The Public Information and Copyright Policy Group of the Ministry of Culture of the Republic of Lithuania organized a meeting of the World Intellectual Property Organization WIPO and Lithuanian institutions defending intellectual property rights online on 19th of June, 2019.
The meeting was attended by WIPO Mr. Thomas Dillon, Legal Counsellor, Building Respect for IP Division, World Intellectual Property Organization (WIPO), Geneva, Ms. Maria Fredenslund, Director, RettighedsAlliancen, Copenhagen, Denmark, INAC, RTCL, IPC at the MoU of the Republic of Lithuania, representatives of courts, copyright collecting societies, other stakeholders.
The meeting focused on the current situation, sharing good practices on how to defend online copyright in one or another country.
During the meeting, INAC also shared good practices, advocacy trends, possible solutions and perspectives. We have provided possible complex remedies by combining the removal of illegally published works, blocking of websites, international cooperation, education of Internet users. In our opinion, only such a complex way can change the market situation and the Internet in essence. The discussion was very lively and we all discussed for a long time how to change the situation basically, because for more than a decade the situation has not really moved from the point of death, or the existing measures do not produce the desired results.
Having assessed the experience in other countries, we can say that Lithuania is really the leading EU in the field of defense, we have a strong legal base, Lithuania has ratified international conventions, joined and implemented the directives on copyright protection online.
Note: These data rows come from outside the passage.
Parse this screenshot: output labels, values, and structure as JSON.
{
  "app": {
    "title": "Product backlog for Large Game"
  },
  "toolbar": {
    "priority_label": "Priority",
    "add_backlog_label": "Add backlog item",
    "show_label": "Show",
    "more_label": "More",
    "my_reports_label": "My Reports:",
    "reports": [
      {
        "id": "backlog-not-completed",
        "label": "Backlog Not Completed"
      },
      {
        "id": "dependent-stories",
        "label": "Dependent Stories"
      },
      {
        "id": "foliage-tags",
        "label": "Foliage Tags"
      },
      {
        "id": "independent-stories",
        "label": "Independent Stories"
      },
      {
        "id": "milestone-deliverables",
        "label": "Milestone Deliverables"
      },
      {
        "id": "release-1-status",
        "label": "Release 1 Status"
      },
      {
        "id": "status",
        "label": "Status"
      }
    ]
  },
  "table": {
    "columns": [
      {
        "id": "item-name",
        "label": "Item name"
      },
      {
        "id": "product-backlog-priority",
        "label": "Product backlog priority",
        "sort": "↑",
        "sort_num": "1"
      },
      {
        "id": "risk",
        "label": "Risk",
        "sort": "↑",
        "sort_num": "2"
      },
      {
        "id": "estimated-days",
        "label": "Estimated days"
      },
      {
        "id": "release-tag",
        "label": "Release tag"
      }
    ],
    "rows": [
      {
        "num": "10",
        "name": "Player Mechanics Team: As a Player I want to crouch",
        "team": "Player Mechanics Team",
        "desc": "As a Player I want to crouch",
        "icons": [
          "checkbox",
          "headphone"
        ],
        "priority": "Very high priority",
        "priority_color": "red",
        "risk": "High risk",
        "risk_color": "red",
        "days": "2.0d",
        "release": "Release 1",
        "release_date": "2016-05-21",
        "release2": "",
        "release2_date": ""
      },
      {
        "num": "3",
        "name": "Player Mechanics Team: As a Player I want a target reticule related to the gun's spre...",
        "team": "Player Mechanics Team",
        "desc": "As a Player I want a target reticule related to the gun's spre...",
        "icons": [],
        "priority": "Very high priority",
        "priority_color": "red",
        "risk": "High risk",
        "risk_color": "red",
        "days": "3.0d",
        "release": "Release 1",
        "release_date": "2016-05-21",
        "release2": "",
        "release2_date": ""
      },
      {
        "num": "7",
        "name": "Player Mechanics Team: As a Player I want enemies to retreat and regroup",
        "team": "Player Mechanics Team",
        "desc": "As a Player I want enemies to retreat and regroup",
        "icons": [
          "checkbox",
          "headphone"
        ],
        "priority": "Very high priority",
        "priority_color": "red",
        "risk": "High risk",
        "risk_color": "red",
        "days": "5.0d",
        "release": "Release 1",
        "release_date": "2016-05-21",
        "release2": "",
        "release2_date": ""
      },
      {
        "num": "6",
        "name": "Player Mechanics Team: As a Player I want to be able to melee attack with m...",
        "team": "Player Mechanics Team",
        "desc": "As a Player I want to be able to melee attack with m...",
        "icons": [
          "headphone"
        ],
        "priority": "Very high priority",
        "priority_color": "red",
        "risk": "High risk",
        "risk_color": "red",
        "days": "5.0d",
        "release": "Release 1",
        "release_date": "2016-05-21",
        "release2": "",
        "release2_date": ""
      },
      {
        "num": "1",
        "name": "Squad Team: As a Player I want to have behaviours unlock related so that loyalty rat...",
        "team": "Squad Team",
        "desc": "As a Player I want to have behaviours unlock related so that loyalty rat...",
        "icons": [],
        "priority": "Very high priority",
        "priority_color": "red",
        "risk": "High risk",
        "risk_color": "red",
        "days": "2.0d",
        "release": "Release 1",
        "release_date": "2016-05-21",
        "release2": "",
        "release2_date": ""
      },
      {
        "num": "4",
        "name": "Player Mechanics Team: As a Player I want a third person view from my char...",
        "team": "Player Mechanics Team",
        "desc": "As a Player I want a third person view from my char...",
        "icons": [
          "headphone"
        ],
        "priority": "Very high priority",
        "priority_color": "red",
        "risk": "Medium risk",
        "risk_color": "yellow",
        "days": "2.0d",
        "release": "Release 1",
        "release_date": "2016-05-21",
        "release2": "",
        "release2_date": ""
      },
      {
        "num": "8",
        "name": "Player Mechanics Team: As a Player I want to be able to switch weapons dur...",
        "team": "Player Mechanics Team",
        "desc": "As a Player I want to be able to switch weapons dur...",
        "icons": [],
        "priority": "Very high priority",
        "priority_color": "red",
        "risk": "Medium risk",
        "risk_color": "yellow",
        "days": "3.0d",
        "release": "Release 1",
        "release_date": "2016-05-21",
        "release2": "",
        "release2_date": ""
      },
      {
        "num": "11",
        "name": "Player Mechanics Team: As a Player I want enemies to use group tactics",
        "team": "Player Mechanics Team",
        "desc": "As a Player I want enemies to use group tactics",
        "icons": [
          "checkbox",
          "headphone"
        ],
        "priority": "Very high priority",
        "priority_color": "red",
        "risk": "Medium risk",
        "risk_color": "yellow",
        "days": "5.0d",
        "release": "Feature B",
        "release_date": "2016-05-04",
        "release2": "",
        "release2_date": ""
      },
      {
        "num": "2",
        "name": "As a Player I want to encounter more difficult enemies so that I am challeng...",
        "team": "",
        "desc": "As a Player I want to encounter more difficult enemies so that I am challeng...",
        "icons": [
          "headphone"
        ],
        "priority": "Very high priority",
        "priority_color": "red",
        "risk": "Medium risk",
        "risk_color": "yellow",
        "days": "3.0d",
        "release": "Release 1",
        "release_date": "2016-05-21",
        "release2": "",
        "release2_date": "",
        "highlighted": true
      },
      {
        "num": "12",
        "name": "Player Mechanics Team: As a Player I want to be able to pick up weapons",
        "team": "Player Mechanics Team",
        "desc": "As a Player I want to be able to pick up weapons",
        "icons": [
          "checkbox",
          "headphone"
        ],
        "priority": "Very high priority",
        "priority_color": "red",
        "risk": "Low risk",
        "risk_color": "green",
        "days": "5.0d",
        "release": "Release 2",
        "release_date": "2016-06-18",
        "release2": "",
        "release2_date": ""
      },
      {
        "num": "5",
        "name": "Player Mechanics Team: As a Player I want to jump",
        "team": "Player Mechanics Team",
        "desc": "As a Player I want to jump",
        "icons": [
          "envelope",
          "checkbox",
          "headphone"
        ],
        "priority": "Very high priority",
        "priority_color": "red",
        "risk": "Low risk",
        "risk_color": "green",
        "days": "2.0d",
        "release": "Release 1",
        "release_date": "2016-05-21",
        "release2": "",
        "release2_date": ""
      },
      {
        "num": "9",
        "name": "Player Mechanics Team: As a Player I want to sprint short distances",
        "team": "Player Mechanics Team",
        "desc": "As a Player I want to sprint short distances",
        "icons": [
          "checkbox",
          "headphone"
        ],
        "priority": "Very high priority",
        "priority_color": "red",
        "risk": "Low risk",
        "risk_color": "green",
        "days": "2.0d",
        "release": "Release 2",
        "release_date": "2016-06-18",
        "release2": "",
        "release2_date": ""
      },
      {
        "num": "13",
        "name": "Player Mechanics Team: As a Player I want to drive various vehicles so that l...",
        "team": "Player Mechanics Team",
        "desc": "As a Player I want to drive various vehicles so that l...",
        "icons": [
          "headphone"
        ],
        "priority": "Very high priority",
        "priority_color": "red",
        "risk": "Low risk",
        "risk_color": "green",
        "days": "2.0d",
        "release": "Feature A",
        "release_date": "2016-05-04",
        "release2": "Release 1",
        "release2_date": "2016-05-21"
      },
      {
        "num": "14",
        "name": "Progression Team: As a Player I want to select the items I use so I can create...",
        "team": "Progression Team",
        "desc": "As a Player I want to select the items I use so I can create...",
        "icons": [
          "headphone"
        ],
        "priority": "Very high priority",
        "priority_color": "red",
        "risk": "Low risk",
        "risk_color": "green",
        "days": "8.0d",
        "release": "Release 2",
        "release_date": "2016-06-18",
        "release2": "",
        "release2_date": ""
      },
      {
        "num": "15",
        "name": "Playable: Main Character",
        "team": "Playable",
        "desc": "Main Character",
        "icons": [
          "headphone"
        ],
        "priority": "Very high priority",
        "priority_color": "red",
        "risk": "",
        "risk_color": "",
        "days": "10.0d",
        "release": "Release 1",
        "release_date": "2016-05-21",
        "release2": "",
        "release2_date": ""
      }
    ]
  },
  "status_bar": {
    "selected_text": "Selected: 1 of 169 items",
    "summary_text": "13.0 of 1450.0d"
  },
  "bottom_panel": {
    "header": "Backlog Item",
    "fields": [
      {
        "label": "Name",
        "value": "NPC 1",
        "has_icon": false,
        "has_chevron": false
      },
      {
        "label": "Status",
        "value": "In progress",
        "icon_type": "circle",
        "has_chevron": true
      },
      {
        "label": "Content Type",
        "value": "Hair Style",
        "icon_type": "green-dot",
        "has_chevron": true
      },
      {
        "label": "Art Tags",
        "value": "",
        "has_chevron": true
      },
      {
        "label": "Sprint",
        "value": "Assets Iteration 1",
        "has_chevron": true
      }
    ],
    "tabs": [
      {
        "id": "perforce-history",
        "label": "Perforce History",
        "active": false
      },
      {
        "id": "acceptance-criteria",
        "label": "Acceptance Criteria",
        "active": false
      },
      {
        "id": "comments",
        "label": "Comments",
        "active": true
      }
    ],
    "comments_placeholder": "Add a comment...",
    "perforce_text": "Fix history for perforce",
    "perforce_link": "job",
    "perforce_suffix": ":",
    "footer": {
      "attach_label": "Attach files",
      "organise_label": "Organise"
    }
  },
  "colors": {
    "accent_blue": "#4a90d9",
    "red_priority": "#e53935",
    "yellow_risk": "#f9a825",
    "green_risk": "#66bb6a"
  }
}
In essence, the whole system is great, all it takes is that foreign companies proclaiming Lithuania as one of the largest pirate states that target foreign creators are right to promote their rights in Lithuania.
The basis of the rights of action is the functioning of the rights holder or his authorized representative, his actions to protect intellectual property rights, to seek compensation for the damage suffered, to eliminate and prevent such violations.
In principle, if there is no action by right holders, neither law enforcement nor any other authority can take any action to defend the rights of another. This was reminded of WIPO representatives.
And, of course, Lithuania is not responsible for the great scale of piracy. Lithuanian companies are defending their rights well enough. As international organizations have the impression that our country has a high level of piracy, we recalled that they can defend their rights in our country and thus contribute to the transparency of the Internet.
At the meeting, the follow-up principle of “Follow the money” was analyzed, including the possibility to incorporate it into Lithuanian law. Replacing Lithuanian Copyrgiht Act Art. 78, these principles were included in the initial stages but were subsequently deleted from the law. After a certain period of time and following the ongoing processes, we see that this provision of the law is still needed and will probably be discussed again.
Representatives of WIPO after analysis of the submitted information should submit recommendations to Lithuania, which will also be analyzed, and will be evaluated for further action and strategy.